Misleadingly marketed as an erotic thriller by Miramax, Exotica proved a notable box-office success for a Canadian film when it was released a quarter of a century ago. It was a commercial breakthrough for its Cairo-born writer-director Atom Egoyan, following well-regarded arthouse titles such as Speaking Parts (1989) and The Adjuster (1991). Nominated for the Palme d’Or at Cannes and recipient of eight Genie awards (Canada’s equivalent of the Oscars), Egoyan’s film remains one of Canadian cinema’s most enduring and influential titles, and – along with The Sweet Hereafter (1997) – the director’s most highly regarded feature.

Set primarily around the fictional Exotica strip club in Toronto, the non-linear narrative – in which Egoyan withholds many of the specifics of characters’ relationships until the very end – concerns the intertwining lives of Francis (Bruce Greenwood), a tax auditor; Christina (Mia Kirshner), a young dancer; Eric (Elias Koteas), the club’s DJ; Thomas (Don McKellar), a pet shop owner; and Zoe (Arsinée Khanjian), the club’s pregnant owner.

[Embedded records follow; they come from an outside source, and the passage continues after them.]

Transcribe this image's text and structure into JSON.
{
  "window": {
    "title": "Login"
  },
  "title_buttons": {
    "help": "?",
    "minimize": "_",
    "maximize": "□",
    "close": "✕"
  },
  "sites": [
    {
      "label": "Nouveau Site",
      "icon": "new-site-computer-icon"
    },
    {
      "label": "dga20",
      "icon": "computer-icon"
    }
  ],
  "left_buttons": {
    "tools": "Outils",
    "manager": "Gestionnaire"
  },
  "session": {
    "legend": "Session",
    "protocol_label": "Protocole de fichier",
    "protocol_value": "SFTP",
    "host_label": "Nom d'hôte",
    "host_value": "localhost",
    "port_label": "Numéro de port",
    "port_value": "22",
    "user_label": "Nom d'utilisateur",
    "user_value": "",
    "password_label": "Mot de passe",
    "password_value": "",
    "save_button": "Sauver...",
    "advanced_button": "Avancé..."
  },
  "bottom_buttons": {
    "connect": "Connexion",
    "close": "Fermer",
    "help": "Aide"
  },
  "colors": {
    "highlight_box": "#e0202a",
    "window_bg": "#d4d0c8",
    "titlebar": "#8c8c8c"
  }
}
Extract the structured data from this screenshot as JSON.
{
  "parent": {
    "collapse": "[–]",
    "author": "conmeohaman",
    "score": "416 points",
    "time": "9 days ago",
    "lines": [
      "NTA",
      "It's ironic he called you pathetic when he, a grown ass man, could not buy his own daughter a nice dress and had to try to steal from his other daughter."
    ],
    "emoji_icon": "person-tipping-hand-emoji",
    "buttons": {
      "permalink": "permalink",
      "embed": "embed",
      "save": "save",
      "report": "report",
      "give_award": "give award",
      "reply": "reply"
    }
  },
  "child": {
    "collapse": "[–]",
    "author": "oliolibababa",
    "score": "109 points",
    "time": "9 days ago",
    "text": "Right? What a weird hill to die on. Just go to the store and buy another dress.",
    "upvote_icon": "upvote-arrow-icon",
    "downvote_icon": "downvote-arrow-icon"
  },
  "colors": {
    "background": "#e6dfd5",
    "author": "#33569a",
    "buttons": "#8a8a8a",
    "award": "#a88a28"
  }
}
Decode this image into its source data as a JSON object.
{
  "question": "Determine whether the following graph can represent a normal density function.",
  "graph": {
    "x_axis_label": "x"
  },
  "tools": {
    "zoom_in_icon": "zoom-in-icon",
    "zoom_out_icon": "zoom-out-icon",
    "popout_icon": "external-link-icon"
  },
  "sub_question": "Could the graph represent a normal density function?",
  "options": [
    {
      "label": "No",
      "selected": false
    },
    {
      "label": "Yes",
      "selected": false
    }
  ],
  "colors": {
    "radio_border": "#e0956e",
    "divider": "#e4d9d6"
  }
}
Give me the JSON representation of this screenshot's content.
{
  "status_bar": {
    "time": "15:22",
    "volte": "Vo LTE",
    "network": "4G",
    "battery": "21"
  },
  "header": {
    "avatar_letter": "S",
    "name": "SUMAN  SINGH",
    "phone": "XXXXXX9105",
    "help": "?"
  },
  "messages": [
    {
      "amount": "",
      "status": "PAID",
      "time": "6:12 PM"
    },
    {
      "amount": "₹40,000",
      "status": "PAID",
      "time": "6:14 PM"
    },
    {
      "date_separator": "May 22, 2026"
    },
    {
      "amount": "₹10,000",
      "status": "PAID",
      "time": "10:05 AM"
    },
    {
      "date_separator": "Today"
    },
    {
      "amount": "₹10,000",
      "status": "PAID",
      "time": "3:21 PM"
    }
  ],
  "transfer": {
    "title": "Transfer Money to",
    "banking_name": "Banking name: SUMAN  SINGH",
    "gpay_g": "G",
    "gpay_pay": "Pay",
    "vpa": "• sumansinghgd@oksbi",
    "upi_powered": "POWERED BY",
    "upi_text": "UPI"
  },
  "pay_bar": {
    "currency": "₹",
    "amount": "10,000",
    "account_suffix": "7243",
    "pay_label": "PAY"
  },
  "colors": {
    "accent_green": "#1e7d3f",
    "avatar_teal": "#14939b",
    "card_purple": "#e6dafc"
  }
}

Exotica is largely about loss, mourning and the effects they have on human connections; how people’s attempts to cope with extreme, often concealed grief manifest in outwardly disturbing personal rituals. The final scenes are among the most emotionally cathartic of 1990s cinema, drastically reconfiguring your understanding of previous events, while also opening up many unsettling questions. Far from a shallow puzzle narrative, the film’s power only grows with repeat viewings.

With 2019 marking the film’s 25th anniversary, I spoke to Atom Egoyan about Exotica’s production and legacy while he was at this year’s BFI London Film Festival to give a career talk and support his new film, Guest of Honour. Our conversation spoils one narrative reveal from Exotica’s finale…

Full interview for the BFI

The great Leonard Cohen moments in film

With Nick Broomfield’s documentary Marianne & Leonard: Words of Love, an in-depth look at the relationship between Leonard Cohen and muse Marianne Ihlen, playing at the Edinburgh International Film Festival this month and on general release in July, we thought it an appropriate time to highlight some of our favourite Cohen needle drops in cinema.

Whether with his own voice or through cover versions, many films and TV shows have made stirring use of Cohen’s music, though there is no instance in which the songs in question were written with the intention of featuring in that movie or episode.

For inclusion in the small selection below, we’ve stuck to the following criteria: feature films only, one entry per song, and Cohen recordings only, not covers of his work…

Full feature for The Skinny